Task objective
Report each line of the entries below that has the word "Developer" in it.

==== Stored data

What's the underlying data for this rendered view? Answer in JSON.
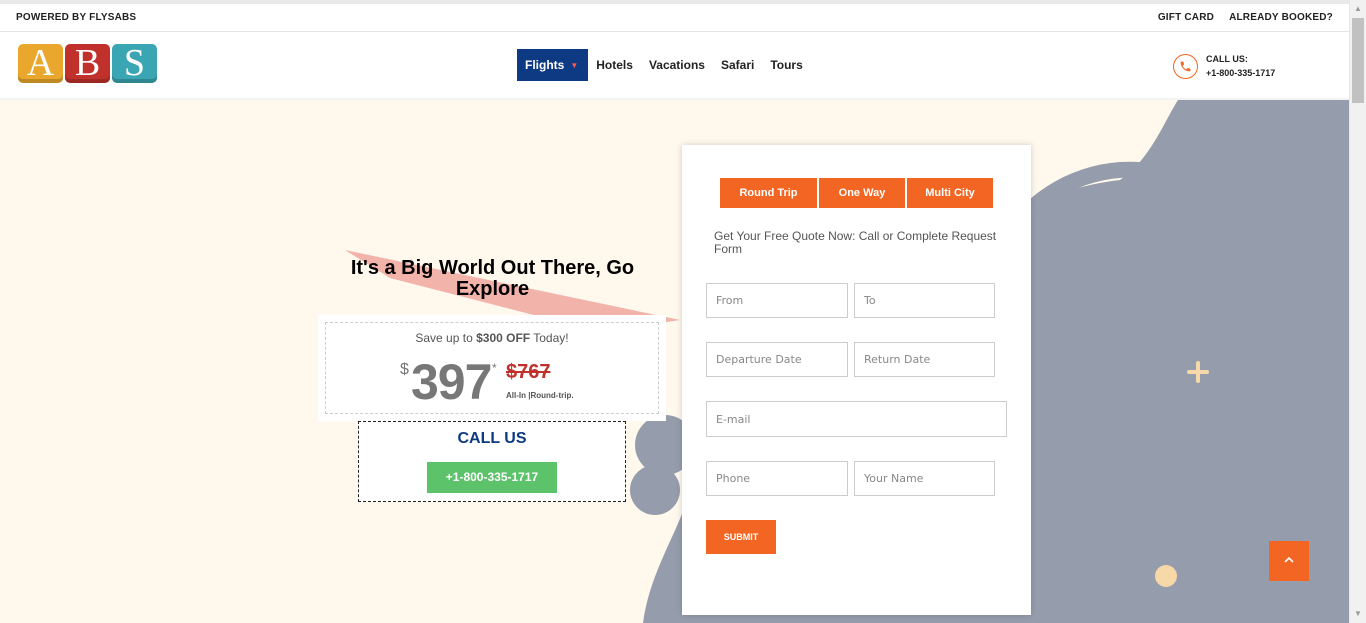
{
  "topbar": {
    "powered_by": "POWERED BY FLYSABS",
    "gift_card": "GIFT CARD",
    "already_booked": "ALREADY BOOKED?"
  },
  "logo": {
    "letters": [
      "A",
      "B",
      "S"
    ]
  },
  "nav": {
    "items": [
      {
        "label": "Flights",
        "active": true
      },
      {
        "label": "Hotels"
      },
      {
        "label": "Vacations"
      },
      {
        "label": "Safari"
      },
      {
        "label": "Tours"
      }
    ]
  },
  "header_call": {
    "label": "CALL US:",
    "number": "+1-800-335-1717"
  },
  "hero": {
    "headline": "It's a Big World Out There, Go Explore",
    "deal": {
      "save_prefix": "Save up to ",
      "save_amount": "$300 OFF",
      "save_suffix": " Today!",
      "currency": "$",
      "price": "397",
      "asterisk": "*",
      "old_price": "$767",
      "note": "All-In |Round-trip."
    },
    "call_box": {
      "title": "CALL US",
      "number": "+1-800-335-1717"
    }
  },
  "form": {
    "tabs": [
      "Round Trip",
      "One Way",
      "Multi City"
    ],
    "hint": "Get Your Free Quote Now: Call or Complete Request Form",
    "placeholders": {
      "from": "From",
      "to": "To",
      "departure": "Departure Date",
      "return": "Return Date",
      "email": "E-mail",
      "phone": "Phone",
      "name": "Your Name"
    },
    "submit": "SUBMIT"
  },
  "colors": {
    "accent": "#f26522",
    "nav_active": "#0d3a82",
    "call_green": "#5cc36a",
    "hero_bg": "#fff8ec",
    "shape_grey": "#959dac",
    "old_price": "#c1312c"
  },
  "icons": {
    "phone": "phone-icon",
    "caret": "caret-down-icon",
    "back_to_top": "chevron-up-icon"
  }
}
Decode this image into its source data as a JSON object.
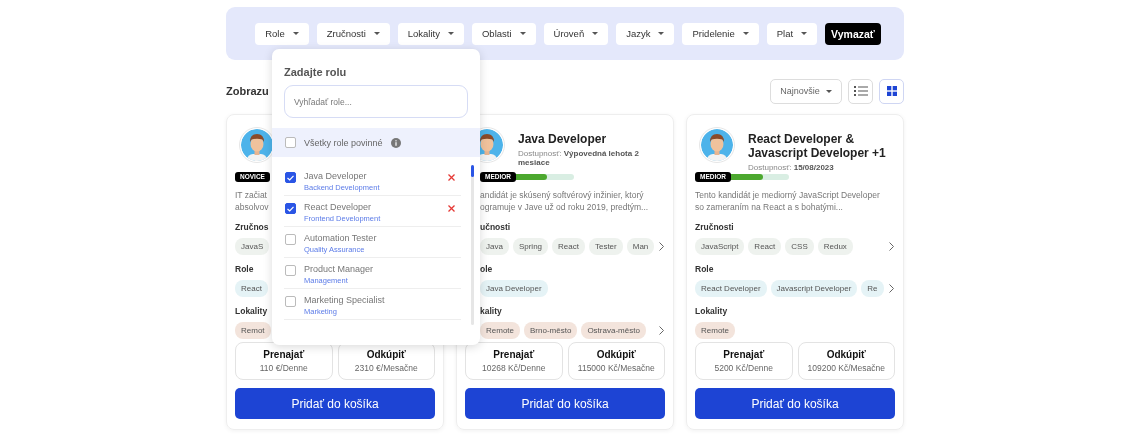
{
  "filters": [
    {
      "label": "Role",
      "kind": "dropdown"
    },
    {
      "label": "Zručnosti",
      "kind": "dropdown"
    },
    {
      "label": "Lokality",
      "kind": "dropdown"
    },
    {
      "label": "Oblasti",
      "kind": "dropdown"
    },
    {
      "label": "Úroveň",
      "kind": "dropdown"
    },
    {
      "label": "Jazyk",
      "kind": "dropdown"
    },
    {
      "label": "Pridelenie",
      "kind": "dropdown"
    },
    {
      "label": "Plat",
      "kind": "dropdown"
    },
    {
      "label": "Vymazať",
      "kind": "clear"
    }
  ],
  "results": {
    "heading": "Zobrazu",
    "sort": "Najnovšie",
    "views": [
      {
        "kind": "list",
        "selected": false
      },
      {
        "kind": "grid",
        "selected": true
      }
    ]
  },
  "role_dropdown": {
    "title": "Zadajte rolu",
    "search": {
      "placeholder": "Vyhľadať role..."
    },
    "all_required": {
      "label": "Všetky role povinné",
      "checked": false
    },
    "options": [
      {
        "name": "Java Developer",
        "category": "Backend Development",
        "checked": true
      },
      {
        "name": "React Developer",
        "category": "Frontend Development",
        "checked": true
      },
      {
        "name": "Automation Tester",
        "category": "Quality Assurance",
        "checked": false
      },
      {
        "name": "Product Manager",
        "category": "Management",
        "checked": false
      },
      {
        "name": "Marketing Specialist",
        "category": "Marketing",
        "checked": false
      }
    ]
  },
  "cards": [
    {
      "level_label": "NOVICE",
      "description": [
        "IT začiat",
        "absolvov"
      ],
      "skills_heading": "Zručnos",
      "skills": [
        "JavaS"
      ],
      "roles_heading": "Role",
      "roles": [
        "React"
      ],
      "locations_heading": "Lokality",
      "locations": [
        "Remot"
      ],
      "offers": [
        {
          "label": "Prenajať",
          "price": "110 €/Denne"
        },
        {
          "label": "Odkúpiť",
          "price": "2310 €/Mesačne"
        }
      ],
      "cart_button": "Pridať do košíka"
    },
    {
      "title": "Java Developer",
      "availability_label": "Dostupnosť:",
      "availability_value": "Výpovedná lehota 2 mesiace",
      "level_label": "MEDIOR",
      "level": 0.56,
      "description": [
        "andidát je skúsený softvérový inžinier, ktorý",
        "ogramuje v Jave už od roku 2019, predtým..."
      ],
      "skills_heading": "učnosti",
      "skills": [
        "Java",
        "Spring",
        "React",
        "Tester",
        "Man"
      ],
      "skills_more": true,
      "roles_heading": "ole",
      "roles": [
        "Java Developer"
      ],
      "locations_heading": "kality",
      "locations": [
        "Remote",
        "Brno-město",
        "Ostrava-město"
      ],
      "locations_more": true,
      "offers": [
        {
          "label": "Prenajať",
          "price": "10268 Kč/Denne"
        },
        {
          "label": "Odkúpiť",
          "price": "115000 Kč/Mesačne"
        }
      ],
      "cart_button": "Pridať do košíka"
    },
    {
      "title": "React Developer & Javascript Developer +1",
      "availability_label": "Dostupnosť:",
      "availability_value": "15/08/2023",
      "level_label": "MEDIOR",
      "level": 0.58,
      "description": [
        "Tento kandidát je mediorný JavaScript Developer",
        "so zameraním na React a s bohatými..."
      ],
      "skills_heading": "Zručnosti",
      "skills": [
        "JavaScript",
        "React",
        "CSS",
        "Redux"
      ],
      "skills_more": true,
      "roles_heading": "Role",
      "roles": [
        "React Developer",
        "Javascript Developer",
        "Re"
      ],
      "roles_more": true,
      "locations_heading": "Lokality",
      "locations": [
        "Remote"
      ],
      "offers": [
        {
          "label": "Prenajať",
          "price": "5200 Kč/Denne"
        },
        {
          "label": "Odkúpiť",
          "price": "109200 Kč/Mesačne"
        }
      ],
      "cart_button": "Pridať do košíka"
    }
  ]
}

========

The answer
        "name": "Java Developer",
        "name": "React Developer",
      "title": "Java Developer",
        "Java Developer"
      "title": "React Developer & Javascript Developer +1",
        "Tento kandidát je mediorný JavaScript Developer",
        "React Developer",
        "Javascript Developer",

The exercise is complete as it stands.